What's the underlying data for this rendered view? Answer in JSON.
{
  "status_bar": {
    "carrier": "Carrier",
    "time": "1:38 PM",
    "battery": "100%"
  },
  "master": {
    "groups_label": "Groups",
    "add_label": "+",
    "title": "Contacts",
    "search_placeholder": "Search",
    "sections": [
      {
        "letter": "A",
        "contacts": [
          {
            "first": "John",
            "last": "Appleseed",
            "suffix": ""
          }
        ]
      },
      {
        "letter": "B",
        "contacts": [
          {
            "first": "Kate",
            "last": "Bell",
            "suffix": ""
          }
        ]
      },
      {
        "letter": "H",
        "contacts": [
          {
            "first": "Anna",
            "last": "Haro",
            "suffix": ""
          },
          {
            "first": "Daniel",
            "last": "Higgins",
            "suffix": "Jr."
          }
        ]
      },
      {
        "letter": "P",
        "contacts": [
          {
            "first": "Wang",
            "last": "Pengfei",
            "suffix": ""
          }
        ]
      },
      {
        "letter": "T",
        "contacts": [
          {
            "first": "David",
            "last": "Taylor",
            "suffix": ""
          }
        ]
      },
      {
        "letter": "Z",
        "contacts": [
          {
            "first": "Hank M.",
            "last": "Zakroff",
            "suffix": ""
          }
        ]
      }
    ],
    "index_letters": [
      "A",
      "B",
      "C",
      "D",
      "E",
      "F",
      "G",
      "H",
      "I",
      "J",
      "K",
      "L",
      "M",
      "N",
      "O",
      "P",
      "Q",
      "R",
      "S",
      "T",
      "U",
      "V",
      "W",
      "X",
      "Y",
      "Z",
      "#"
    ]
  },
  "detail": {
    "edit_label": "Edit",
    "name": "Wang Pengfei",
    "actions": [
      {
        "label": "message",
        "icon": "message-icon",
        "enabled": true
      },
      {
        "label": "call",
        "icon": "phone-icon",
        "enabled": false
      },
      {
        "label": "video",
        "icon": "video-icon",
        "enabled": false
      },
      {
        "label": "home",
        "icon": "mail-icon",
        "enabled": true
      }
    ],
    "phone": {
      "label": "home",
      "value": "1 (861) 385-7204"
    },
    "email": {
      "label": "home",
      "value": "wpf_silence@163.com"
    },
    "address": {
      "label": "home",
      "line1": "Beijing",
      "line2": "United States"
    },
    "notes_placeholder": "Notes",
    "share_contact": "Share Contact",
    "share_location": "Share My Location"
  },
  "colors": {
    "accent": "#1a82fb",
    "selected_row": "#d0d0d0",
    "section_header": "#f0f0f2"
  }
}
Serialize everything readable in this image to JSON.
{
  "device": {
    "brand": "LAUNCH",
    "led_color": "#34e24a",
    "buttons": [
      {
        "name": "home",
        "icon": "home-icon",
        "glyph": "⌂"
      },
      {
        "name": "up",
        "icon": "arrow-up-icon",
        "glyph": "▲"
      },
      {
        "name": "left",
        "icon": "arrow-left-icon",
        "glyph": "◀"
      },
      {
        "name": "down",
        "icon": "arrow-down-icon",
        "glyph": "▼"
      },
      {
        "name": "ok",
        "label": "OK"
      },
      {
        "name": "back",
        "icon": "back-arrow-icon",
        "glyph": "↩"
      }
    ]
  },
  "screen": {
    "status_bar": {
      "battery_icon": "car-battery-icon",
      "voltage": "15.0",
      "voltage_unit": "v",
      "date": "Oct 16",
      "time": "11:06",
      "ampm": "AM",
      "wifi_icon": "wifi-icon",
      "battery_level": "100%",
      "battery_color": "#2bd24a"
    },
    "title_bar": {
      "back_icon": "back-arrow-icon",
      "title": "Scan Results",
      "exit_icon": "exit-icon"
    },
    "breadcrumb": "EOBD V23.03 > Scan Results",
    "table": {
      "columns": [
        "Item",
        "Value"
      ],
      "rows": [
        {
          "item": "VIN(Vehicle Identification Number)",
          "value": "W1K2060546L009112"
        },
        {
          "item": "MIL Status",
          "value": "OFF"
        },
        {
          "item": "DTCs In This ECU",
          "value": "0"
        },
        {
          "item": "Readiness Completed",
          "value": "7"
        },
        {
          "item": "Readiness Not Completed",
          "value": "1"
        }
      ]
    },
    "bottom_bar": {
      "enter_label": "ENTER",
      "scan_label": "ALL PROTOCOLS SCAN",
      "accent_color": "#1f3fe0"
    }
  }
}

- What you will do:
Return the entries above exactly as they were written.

- Exercise solution:
What's the underlying data for this rendered view? Answer in JSON.
{
  "status_bar": {
    "carrier": "Carrier",
    "time": "1:38 PM",
    "battery": "100%"
  },
  "master": {
    "groups_label": "Groups",
    "add_label": "+",
    "title": "Contacts",
    "search_placeholder": "Search",
    "sections": [
      {
        "letter": "A",
        "contacts": [
          {
            "first": "John",
            "last": "Appleseed",
            "suffix": ""
          }
        ]
      },
      {
        "letter": "B",
        "contacts": [
          {
            "first": "Kate",
            "last": "Bell",
            "suffix": ""
          }
        ]
      },
      {
        "letter": "H",
        "contacts": [
          {
            "first": "Anna",
            "last": "Haro",
            "suffix": ""
          },
          {
            "first": "Daniel",
            "last": "Higgins",
            "suffix": "Jr."
          }
        ]
      },
      {
        "letter": "P",
        "contacts": [
          {
            "first": "Wang",
            "last": "Pengfei",
            "suffix": ""
          }
        ]
      },
      {
        "letter": "T",
        "contacts": [
          {
            "first": "David",
            "last": "Taylor",
            "suffix": ""
          }
        ]
      },
      {
        "letter": "Z",
        "contacts": [
          {
            "first": "Hank M.",
            "last": "Zakroff",
            "suffix": ""
          }
        ]
      }
    ],
    "index_letters": [
      "A",
      "B",
      "C",
      "D",
      "E",
      "F",
      "G",
      "H",
      "I",
      "J",
      "K",
      "L",
      "M",
      "N",
      "O",
      "P",
      "Q",
      "R",
      "S",
      "T",
      "U",
      "V",
      "W",
      "X",
      "Y",
      "Z",
      "#"
    ]
  },
  "detail": {
    "edit_label": "Edit",
    "name": "Wang Pengfei",
    "actions": [
      {
        "label": "message",
        "icon": "message-icon",
        "enabled": true
      },
      {
        "label": "call",
        "icon": "phone-icon",
        "enabled": false
      },
      {
        "label": "video",
        "icon": "video-icon",
        "enabled": false
      },
      {
        "label": "home",
        "icon": "mail-icon",
        "enabled": true
      }
    ],
    "phone": {
      "label": "home",
      "value": "1 (861) 385-7204"
    },
    "email": {
      "label": "home",
      "value": "wpf_silence@163.com"
    },
    "address": {
      "label": "home",
      "line1": "Beijing",
      "line2": "United States"
    },
    "notes_placeholder": "Notes",
    "share_contact": "Share Contact",
    "share_location": "Share My Location"
  },
  "colors": {
    "accent": "#1a82fb",
    "selected_row": "#d0d0d0",
    "section_header": "#f0f0f2"
  }
}
Serialize everything readable in this image to JSON.
{
  "device": {
    "brand": "LAUNCH",
    "led_color": "#34e24a",
    "buttons": [
      {
        "name": "home",
        "icon": "home-icon",
        "glyph": "⌂"
      },
      {
        "name": "up",
        "icon": "arrow-up-icon",
        "glyph": "▲"
      },
      {
        "name": "left",
        "icon": "arrow-left-icon",
        "glyph": "◀"
      },
      {
        "name": "down",
        "icon": "arrow-down-icon",
        "glyph": "▼"
      },
      {
        "name": "ok",
        "label": "OK"
      },
      {
        "name": "back",
        "icon": "back-arrow-icon",
        "glyph": "↩"
      }
    ]
  },
  "screen": {
    "status_bar": {
      "battery_icon": "car-battery-icon",
      "voltage": "15.0",
      "voltage_unit": "v",
      "date": "Oct 16",
      "time": "11:06",
      "ampm": "AM",
      "wifi_icon": "wifi-icon",
      "battery_level": "100%",
      "battery_color": "#2bd24a"
    },
    "title_bar": {
      "back_icon": "back-arrow-icon",
      "title": "Scan Results",
      "exit_icon": "exit-icon"
    },
    "breadcrumb": "EOBD V23.03 > Scan Results",
    "table": {
      "columns": [
        "Item",
        "Value"
      ],
      "rows": [
        {
          "item": "VIN(Vehicle Identification Number)",
          "value": "W1K2060546L009112"
        },
        {
          "item": "MIL Status",
          "value": "OFF"
        },
        {
          "item": "DTCs In This ECU",
          "value": "0"
        },
        {
          "item": "Readiness Completed",
          "value": "7"
        },
        {
          "item": "Readiness Not Completed",
          "value": "1"
        }
      ]
    },
    "bottom_bar": {
      "enter_label": "ENTER",
      "scan_label": "ALL PROTOCOLS SCAN",
      "accent_color": "#1f3fe0"
    }
  }
}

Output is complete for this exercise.